Youngsters continue to impress
The series saw the continued rise of youngsters with Sneh Rana's cameo in the third ODI once again highlighting her finishing skills that, along with her handy off spin, could make her a vital cog that could lend balance to the Indian team.
Additionally, Yastika Bhatia repaid the faith reposed in her by the team management as she made the most of the opportunities offered to her at the No 3 position, shining with a well-composed 64 in a winning cause in the third ODI to move ahead of the likes of Jemimah Rodrigues and Punam Raut in the pecking order for the one-down slot.
And continuing along on the topic of Indian youngsters, let's not forget the contributions of Shafali, who got India off to a solid start in both the second and third ODIs, but managed to convert her start into her maiden one-day half-century on Sunday.
India's fielding woes
The Indians were impressive with bat and ball in the aftermath of the nine-wicket demolition on Tuesday as they made a game out of the second and third matches. However, India could very well have been 2-1 up in the series had it not been for their fielding, which ranged from poor to outright atrocious across the series, with the occasional display of brilliance.
It was only a two months ago that Harleen Deol pulled off a worthy contender for the Catch of the Year in the first T20I against England, and got the cricketing world talking about how markedly improved India's fielding standards were in recent years. The number of catches dropped " including absolute sitters " along with countless misfields in this series however, will have undone the positive image of Indian fielding that was built by Deol's stunner.
The gulf between the two sides in this department was especially evident in the third game as Indians kept spilling one chance after another while the Aussies kept grabbing screamers " especially the reverse running catch by Annabel Sutherland to dismiss Mandhana.
Australia's young pacers make case for long-term plans
The Australians were missing a few key names going into this series, especially pace spearhead Megan Schutt who celebrated the birth of her first child with partner Jess Holyoake last month as well as Tayla Vlaeminck, ruled out due to fitness issues.
While senior all-rounder Ellyse Perry couldn't quite make it count in Schutt's absence, youngsters such as Darcie Brown (4/33, 1st ODI), Tahlia McGrath (3/45, 2nd ODI), Annabel Sutherland (3/30, 3rd ODI) showed Australia has plenty of backup as far as the seam-bowling deparment goes, and may have even made the selectors' job all the tougher with some bright performances in the three bygone one-dayers. Certainly a problem of plenty for this powerhouse side going forward, and they might have the Women's Big Bash League (WBBL) to thank for that in addition to the country's raw fast-bowling talent.
The Ellyse Perry conundrum
Perry could very well be described as the face of the Australian women's cricket team and certainly one of the greatest athletes the country has ever produced. But even the star all-rounder, whose brilliance in all departments of the game combined with steely determination has made her a modern-day superstar and an indispensable part of the Australian setup, seems to have hit a roadblock ever since she recovered from the hamstring injury that kept her out of action for the most part last year.

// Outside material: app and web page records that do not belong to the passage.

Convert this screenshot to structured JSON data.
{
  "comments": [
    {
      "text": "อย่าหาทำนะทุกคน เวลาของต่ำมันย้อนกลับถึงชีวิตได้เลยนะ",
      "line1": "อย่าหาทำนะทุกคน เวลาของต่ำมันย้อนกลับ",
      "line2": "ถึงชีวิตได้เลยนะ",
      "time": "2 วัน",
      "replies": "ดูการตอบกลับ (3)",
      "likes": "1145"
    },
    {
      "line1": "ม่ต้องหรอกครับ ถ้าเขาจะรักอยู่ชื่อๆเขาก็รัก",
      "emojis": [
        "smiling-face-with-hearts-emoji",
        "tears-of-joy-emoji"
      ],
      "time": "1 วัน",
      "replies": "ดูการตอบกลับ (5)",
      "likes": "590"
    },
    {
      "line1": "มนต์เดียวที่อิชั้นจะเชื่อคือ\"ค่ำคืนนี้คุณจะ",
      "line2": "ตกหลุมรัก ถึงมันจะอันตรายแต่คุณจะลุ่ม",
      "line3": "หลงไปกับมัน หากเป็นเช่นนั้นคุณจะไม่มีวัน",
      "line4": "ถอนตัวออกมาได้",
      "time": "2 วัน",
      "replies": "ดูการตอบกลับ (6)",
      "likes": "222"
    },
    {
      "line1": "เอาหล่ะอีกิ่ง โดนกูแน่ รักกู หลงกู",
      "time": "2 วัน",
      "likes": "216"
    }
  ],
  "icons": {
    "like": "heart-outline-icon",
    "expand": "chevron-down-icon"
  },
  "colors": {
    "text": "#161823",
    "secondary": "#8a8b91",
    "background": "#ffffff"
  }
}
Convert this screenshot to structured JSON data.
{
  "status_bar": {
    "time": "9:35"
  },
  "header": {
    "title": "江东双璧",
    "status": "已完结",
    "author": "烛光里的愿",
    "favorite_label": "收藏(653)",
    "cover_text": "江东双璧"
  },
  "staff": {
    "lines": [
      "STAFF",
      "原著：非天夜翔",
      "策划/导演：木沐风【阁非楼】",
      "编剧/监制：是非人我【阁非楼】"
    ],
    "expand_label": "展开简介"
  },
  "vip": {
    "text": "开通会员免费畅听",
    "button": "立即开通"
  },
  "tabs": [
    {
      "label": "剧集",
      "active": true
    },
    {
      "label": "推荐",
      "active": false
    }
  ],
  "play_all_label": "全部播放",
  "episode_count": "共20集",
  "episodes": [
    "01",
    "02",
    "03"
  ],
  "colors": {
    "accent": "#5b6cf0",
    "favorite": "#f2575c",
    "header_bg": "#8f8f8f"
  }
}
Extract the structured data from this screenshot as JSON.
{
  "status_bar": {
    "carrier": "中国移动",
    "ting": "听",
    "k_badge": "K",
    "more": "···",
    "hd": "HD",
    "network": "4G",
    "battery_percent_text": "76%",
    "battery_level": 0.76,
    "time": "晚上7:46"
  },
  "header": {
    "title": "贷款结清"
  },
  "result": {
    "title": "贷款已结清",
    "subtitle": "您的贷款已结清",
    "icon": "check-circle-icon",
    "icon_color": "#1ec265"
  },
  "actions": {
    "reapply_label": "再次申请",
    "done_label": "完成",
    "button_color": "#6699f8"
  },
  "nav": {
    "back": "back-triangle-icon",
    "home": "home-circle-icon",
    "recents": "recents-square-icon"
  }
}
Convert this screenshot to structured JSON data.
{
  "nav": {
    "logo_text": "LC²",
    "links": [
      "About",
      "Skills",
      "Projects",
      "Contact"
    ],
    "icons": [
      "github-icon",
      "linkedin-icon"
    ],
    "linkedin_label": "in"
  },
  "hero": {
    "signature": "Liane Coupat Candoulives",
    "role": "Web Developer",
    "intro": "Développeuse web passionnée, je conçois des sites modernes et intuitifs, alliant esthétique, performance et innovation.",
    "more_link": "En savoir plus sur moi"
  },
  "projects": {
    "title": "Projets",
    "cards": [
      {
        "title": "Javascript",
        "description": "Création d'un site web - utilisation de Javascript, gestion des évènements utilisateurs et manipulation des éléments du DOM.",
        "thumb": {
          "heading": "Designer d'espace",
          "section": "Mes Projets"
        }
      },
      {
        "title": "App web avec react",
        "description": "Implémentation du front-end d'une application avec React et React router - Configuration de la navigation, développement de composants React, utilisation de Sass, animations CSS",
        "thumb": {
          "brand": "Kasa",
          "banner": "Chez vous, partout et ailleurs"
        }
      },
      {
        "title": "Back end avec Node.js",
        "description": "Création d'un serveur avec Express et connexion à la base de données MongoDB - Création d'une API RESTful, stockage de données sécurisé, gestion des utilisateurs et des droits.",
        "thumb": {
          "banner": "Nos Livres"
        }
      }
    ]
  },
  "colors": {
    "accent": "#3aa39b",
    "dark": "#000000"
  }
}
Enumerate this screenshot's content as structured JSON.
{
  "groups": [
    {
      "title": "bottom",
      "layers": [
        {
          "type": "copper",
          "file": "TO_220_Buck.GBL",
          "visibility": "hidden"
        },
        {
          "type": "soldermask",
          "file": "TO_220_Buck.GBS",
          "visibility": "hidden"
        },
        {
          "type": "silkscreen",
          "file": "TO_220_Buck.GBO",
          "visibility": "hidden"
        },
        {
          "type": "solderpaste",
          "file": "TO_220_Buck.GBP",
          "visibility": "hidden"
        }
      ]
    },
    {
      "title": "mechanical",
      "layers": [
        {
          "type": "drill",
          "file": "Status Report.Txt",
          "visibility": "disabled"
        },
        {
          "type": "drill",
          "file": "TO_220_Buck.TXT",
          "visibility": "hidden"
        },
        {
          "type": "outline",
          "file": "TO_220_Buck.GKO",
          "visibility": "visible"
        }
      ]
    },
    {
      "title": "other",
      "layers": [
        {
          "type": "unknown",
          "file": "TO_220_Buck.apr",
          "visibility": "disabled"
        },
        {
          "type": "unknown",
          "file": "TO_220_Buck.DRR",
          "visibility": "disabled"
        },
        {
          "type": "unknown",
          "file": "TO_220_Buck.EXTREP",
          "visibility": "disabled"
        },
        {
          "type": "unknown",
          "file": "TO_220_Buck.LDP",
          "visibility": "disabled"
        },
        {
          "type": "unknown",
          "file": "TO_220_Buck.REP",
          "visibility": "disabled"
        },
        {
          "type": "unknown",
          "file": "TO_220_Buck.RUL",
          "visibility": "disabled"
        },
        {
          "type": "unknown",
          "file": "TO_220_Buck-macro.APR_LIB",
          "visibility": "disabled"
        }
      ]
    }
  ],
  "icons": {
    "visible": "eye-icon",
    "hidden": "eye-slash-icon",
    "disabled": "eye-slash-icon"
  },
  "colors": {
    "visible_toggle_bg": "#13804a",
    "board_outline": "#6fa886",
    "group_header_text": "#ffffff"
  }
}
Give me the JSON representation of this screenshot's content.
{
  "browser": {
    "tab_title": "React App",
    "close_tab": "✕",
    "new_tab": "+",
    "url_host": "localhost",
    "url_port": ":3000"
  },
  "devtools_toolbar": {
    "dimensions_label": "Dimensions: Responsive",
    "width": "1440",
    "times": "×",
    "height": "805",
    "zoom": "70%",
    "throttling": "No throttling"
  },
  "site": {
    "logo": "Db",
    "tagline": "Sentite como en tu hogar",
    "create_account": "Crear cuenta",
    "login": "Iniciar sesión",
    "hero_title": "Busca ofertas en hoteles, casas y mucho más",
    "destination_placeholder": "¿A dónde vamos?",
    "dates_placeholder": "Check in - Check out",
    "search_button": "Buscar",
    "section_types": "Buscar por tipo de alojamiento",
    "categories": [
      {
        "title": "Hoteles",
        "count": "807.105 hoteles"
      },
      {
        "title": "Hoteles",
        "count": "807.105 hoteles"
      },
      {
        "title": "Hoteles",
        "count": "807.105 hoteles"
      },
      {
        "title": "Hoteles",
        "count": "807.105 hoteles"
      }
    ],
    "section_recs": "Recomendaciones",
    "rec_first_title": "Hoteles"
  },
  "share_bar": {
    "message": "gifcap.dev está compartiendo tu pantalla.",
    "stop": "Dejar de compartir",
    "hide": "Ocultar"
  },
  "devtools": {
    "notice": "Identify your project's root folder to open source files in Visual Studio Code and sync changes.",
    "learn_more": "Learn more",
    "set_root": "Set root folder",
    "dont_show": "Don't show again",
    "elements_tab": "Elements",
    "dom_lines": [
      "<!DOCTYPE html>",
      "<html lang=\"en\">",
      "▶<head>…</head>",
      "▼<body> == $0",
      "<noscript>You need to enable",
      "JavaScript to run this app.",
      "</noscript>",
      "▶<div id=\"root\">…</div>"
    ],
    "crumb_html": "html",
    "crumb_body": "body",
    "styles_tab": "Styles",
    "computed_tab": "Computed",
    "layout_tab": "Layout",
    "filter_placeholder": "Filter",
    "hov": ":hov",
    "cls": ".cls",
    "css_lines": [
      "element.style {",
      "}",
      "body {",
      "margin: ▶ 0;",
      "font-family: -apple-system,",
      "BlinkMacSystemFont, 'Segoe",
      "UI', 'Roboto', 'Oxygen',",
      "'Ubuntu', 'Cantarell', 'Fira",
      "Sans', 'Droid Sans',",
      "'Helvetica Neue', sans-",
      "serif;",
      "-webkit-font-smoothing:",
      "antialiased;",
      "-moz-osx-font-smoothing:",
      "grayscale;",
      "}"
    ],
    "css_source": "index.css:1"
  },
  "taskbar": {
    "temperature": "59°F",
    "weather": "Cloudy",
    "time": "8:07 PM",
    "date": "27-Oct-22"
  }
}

Perry, who suffered a torn hamstring in Australia's victorious T20 World Cup campaign at home last year and had to undergo a surgery and a six-month layoff since, looked patchy with the bat and was especially wayward with the ball as she failed to make any noteworthy contributions with either willow or leather in the three games, the damage of which was somewhat softened by her electric presence on the field as she saved many a boundary with her agility.
Perry, though, remains an integral member of the side and is still a long way off from the selectors having second thoughts about her place in the team, but the star performer is bound to have word with skipper Meg Lanning and the rest of the team management about how her poor run is hurting the team's chances. She will hope she can turn things around come Thursday, when the two sides lock horns in only the second women's day-night Test.